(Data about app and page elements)
══════════════════════════════

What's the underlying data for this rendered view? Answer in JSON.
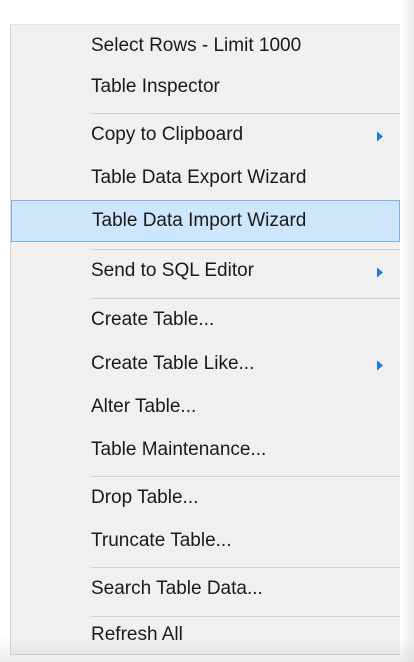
{
  "context_menu": {
    "items": [
      {
        "label": "Select Rows - Limit 1000"
      },
      {
        "label": "Table Inspector"
      },
      {
        "label": "Copy to Clipboard",
        "submenu": true
      },
      {
        "label": "Table Data Export Wizard"
      },
      {
        "label": "Table Data Import Wizard",
        "highlighted": true
      },
      {
        "label": "Send to SQL Editor",
        "submenu": true
      },
      {
        "label": "Create Table..."
      },
      {
        "label": "Create Table Like...",
        "submenu": true
      },
      {
        "label": "Alter Table..."
      },
      {
        "label": "Table Maintenance..."
      },
      {
        "label": "Drop Table..."
      },
      {
        "label": "Truncate Table..."
      },
      {
        "label": "Search Table Data..."
      },
      {
        "label": "Refresh All"
      }
    ],
    "colors": {
      "background": "#f0f0f0",
      "highlight_fill": "#cde6fb",
      "highlight_border": "#7eb4ea",
      "submenu_arrow": "#1f7bd6"
    }
  }
}
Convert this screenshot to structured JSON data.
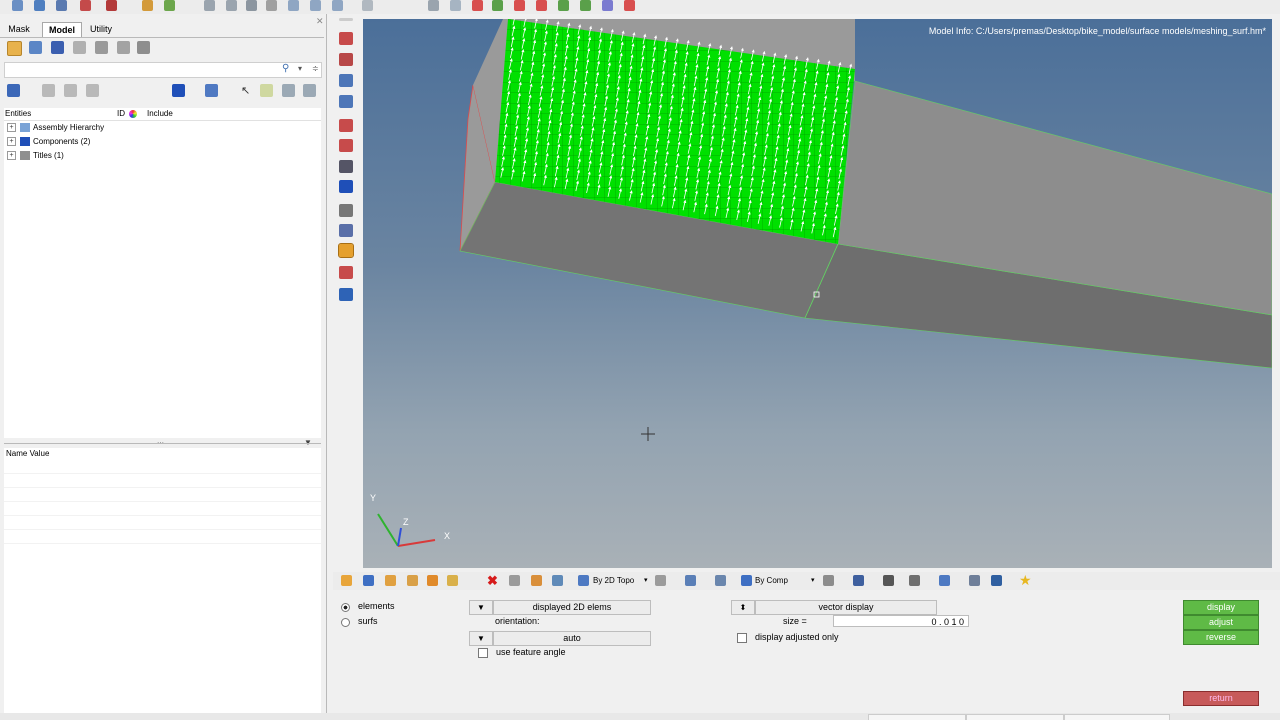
{
  "left_panel": {
    "tabs": [
      {
        "label": "Mask"
      },
      {
        "label": "Model"
      },
      {
        "label": "Utility"
      }
    ],
    "active_tab": "Model",
    "columns": {
      "entities": "Entities",
      "id": "ID",
      "include": "Include"
    },
    "tree": [
      {
        "label": "Assembly Hierarchy",
        "icon": "assembly-icon"
      },
      {
        "label": "Components (2)",
        "icon": "components-icon"
      },
      {
        "label": "Titles (1)",
        "icon": "titles-icon"
      }
    ],
    "name_value_header": "Name Value"
  },
  "viewport": {
    "model_info": "Model Info: C:/Users/premas/Desktop/bike_model/surface models/meshing_surf.hm*",
    "axes": {
      "x": "X",
      "y": "Y",
      "z": "Z"
    }
  },
  "vis_toolbar": {
    "topo_mode": "By 2D Topo",
    "color_mode": "By Comp"
  },
  "panel": {
    "radio_elements": "elements",
    "radio_surfs": "surfs",
    "selector_button": "displayed 2D elems",
    "orientation_label": "orientation:",
    "orientation_value": "auto",
    "use_feature_angle": "use feature angle",
    "vector_display": "vector display",
    "size_label": "size =",
    "size_value": "0 . 0 1 0",
    "display_adjusted_only": "display adjusted only",
    "actions": {
      "display": "display",
      "adjust": "adjust",
      "reverse": "reverse",
      "return": "return"
    }
  },
  "colors": {
    "mesh": "#00e000",
    "action_green": "#5fba46",
    "return_red": "#c75a5a"
  }
}
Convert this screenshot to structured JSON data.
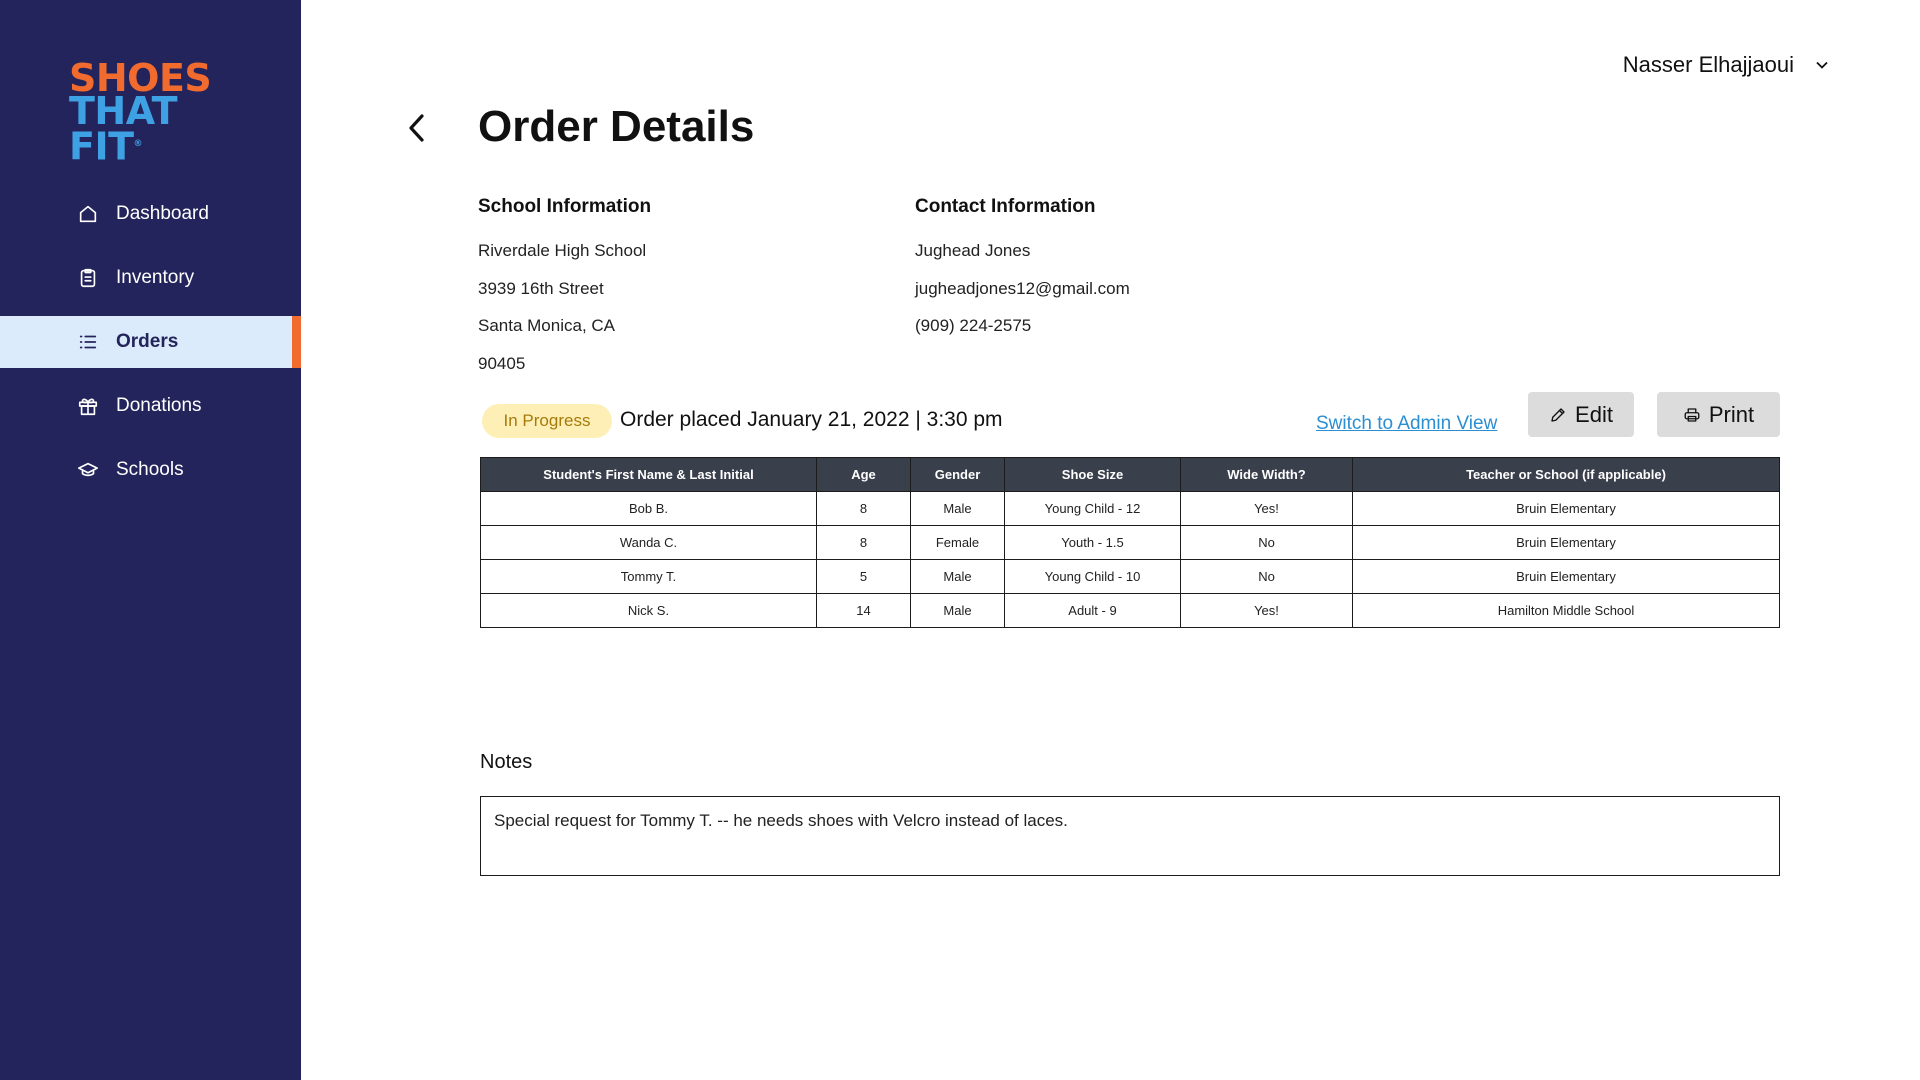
{
  "brand": {
    "line1": "SHOES",
    "line2": "THAT FIT",
    "orange": "#f26b2e",
    "blue": "#3ea1e4"
  },
  "sidebar": {
    "bg_color": "#24245c",
    "items": [
      {
        "label": "Dashboard",
        "icon": "home-icon",
        "active": false
      },
      {
        "label": "Inventory",
        "icon": "clipboard-icon",
        "active": false
      },
      {
        "label": "Orders",
        "icon": "list-icon",
        "active": true
      },
      {
        "label": "Donations",
        "icon": "gift-icon",
        "active": false
      },
      {
        "label": "Schools",
        "icon": "graduation-cap-icon",
        "active": false
      }
    ]
  },
  "header": {
    "user_name": "Nasser Elhajjaoui"
  },
  "page": {
    "title": "Order Details"
  },
  "school_info": {
    "heading": "School Information",
    "name": "Riverdale High School",
    "street": "3939 16th Street",
    "city": "Santa Monica, CA",
    "zip": "90405"
  },
  "contact_info": {
    "heading": "Contact Information",
    "name": "Jughead Jones",
    "email": "jugheadjones12@gmail.com",
    "phone": "(909) 224-2575"
  },
  "order": {
    "status": "In Progress",
    "status_color": "#fdefb6",
    "placed_text": "Order placed January 21, 2022 | 3:30 pm",
    "admin_link": "Switch to Admin View",
    "edit_label": "Edit",
    "print_label": "Print"
  },
  "table": {
    "columns": [
      "Student's First Name & Last Initial",
      "Age",
      "Gender",
      "Shoe Size",
      "Wide Width?",
      "Teacher or School (if applicable)"
    ],
    "rows": [
      [
        "Bob B.",
        "8",
        "Male",
        "Young Child - 12",
        "Yes!",
        "Bruin Elementary"
      ],
      [
        "Wanda C.",
        "8",
        "Female",
        "Youth - 1.5",
        "No",
        "Bruin Elementary"
      ],
      [
        "Tommy T.",
        "5",
        "Male",
        "Young Child - 10",
        "No",
        "Bruin Elementary"
      ],
      [
        "Nick S.",
        "14",
        "Male",
        "Adult - 9",
        "Yes!",
        "Hamilton Middle School"
      ]
    ]
  },
  "notes": {
    "label": "Notes",
    "text": "Special request for Tommy T. -- he needs shoes with Velcro instead of laces."
  }
}
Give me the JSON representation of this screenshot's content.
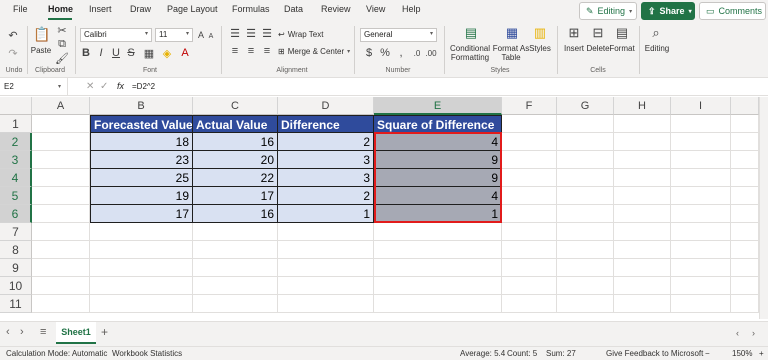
{
  "menu": {
    "items": [
      "File",
      "Home",
      "Insert",
      "Draw",
      "Page Layout",
      "Formulas",
      "Data",
      "Review",
      "View",
      "Help"
    ],
    "editing_label": "Editing",
    "share_label": "Share",
    "comments_label": "Comments"
  },
  "ribbon": {
    "undo_label": "Undo",
    "clipboard_label": "Clipboard",
    "paste_label": "Paste",
    "font_name": "Calibri",
    "font_size": "11",
    "font_label": "Font",
    "wrap_text_label": "Wrap Text",
    "merge_center_label": "Merge & Center",
    "alignment_label": "Alignment",
    "number_format": "General",
    "number_label": "Number",
    "conditional_formatting_label": "Conditional Formatting",
    "format_as_table_label": "Format As Table",
    "styles_button_label": "Styles",
    "styles_label": "Styles",
    "insert_label": "Insert",
    "delete_label": "Delete",
    "format_label": "Format",
    "cells_label": "Cells",
    "editing_label": "Editing"
  },
  "formula_bar": {
    "name_box": "E2",
    "fx_label": "fx",
    "formula": "=D2^2"
  },
  "grid": {
    "columns": [
      "A",
      "B",
      "C",
      "D",
      "E",
      "F",
      "G",
      "H",
      "I"
    ],
    "rows": [
      "1",
      "2",
      "3",
      "4",
      "5",
      "6",
      "7",
      "8",
      "9",
      "10",
      "11"
    ],
    "headers": [
      "Forecasted Value",
      "Actual Value",
      "Difference",
      "Square of Difference"
    ],
    "data": [
      [
        "18",
        "16",
        "2",
        "4"
      ],
      [
        "23",
        "20",
        "3",
        "9"
      ],
      [
        "25",
        "22",
        "3",
        "9"
      ],
      [
        "19",
        "17",
        "2",
        "4"
      ],
      [
        "17",
        "16",
        "1",
        "1"
      ]
    ]
  },
  "sheet_tabs": {
    "active": "Sheet1",
    "add_label": "+"
  },
  "status": {
    "calc_mode": "Calculation Mode: Automatic",
    "workbook_stats": "Workbook Statistics",
    "average": "Average: 5.4",
    "count": "Count: 5",
    "sum": "Sum: 27",
    "feedback": "Give Feedback to Microsoft",
    "zoom": "150%",
    "zoom_minus": "−",
    "zoom_plus": "+"
  },
  "colors": {
    "accent": "#217346",
    "table_header": "#2f4b9c",
    "table_fill": "#d9e1f2",
    "selection_fill": "#a6a9b4",
    "selection_border": "#e21b1b"
  },
  "icons": {
    "undo": "undo-icon",
    "redo": "redo-icon",
    "paste": "paste-icon",
    "cut": "scissors-icon",
    "copy": "copy-icon",
    "format_painter": "brush-icon",
    "search": "magnifier-icon",
    "all_sheets": "hamburger-icon"
  }
}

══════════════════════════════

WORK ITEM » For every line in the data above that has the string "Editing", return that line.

FINISHED TASK »
    "editing_label": "Editing",
    "editing_label": "Editing"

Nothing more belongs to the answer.